Segment Start: RECORDS TO USE
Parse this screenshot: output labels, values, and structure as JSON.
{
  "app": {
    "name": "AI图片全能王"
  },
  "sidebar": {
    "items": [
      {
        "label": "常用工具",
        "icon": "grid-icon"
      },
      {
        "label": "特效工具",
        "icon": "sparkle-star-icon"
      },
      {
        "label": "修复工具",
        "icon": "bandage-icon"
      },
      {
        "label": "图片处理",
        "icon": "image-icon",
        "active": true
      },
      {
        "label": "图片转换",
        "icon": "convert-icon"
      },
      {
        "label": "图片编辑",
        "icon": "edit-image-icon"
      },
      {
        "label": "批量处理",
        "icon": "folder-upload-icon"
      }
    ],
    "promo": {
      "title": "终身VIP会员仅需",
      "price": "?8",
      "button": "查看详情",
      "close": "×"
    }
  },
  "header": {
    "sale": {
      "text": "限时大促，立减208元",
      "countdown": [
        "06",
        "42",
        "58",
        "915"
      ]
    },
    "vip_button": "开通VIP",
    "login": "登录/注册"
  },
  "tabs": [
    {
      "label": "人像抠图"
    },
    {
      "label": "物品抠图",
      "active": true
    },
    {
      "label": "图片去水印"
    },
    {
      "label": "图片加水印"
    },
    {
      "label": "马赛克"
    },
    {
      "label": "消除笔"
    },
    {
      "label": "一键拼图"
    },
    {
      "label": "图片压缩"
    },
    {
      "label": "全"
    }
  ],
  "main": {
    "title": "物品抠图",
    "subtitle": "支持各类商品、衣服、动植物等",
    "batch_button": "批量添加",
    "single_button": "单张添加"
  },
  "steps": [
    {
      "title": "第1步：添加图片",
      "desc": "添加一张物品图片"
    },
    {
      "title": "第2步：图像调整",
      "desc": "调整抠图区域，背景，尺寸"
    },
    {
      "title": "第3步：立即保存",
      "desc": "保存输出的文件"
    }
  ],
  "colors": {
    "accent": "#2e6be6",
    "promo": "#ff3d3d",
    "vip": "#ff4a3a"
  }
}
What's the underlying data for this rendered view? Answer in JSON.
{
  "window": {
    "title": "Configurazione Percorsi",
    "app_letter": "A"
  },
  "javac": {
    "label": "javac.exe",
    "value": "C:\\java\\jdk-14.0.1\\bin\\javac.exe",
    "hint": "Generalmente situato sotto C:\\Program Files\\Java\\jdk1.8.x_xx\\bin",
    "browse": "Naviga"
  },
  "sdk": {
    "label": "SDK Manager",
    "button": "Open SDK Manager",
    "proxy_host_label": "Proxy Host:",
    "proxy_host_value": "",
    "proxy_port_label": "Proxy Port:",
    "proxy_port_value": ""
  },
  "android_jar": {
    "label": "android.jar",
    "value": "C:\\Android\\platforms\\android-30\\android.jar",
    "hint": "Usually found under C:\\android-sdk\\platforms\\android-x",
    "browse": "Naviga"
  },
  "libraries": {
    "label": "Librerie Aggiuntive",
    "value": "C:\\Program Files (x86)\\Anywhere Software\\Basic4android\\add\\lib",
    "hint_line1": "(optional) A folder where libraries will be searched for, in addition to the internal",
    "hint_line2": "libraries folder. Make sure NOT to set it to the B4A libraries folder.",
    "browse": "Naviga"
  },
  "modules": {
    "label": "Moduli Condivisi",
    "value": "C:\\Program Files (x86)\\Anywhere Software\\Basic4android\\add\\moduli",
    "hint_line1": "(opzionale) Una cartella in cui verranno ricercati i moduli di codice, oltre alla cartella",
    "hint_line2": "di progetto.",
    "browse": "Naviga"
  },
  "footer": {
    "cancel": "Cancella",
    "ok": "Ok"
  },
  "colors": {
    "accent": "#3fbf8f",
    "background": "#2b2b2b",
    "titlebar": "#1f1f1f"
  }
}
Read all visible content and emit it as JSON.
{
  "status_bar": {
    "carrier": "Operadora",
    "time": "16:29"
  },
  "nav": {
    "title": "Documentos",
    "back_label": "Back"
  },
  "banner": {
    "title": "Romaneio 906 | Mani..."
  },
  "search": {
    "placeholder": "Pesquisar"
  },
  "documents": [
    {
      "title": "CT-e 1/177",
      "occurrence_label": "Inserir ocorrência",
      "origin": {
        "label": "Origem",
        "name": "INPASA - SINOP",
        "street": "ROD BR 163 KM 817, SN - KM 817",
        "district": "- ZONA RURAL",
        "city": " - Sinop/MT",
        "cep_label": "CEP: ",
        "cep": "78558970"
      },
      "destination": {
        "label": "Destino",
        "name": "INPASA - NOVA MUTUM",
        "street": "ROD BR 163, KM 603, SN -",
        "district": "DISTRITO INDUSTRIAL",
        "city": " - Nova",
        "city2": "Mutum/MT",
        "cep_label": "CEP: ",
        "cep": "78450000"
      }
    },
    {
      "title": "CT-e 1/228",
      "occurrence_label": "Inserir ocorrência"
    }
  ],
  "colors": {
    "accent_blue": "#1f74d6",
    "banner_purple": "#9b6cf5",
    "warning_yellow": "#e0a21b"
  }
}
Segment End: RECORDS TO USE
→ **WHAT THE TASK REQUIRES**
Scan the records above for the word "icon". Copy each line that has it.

→ **RESULT BELOW**
        "icon": "grid-icon"
        "icon": "sparkle-star-icon"
        "icon": "bandage-icon"
        "icon": "image-icon",
        "icon": "convert-icon"
        "icon": "edit-image-icon"
        "icon": "folder-upload-icon"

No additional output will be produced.